Plants grow in a substrate of coconut core and are watered by an automatic drip system. In these ideal conditions, vegetables grow 6-8 times faster than if they were in a regular garden.
The owners, Chris and Rachel Buhler, demonstrate how the floating gardens will work in the future. Water from fish tanks will fertilize plants in floating trays. The plan is to raise tilapia -- 400 fish per week -- primarily for the restaurant market.
They produce a tremendous amount of vegetables -- including edible flowers. Currently, they sell 40% directly to restaurants/stores and 60% at the Saskatoon Farmers' Market.
The minute I walked in the door at Lebanese Kitchen, I felt at home. We were greeted with a big smile and great smells emanating from the kitchen. Read my newspaper review of the family run Lebanese Kitchen in Saskatoon.
Beef Shawarma -- marinated and flavourful.
Fatayer stuffed with potato and spinach/cheese.
A filling snack at just $2 each.
Falafel -- Just like travelling in the Middle East.
Well, maybe not the dill pickle.
Zatar Manaeesh (top) and Tabouli Salad.
Summertime dining outside the Lebanese Kitchen at 1206 Emerson Ave.
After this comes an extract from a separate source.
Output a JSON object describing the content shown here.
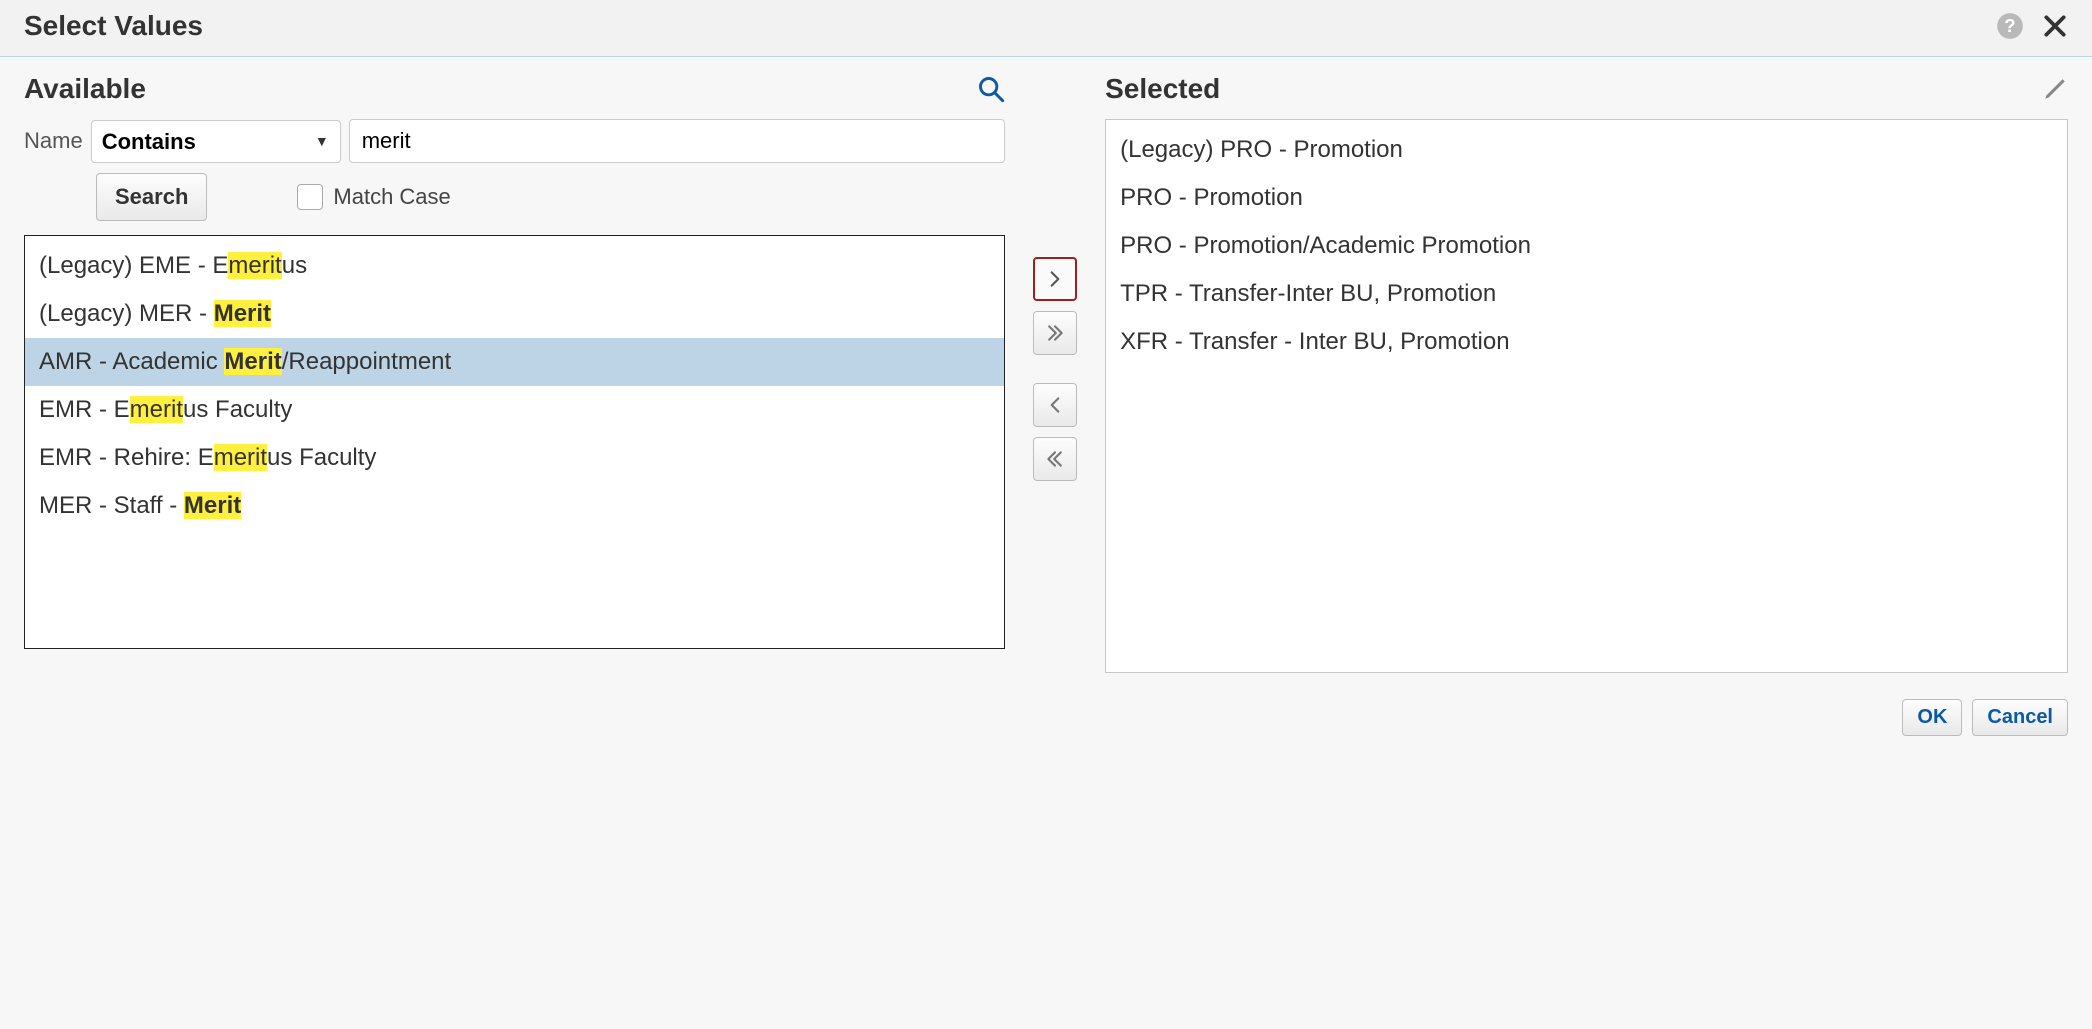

"Out of Old Saskatchewan Kitchens" celebrates the colourful people and recipes that populated our province. It follows my first book "Prairie Feast: A Writer's Journey Home for Dinner." Saskatchewan tastes great -- I wrote the book on it!!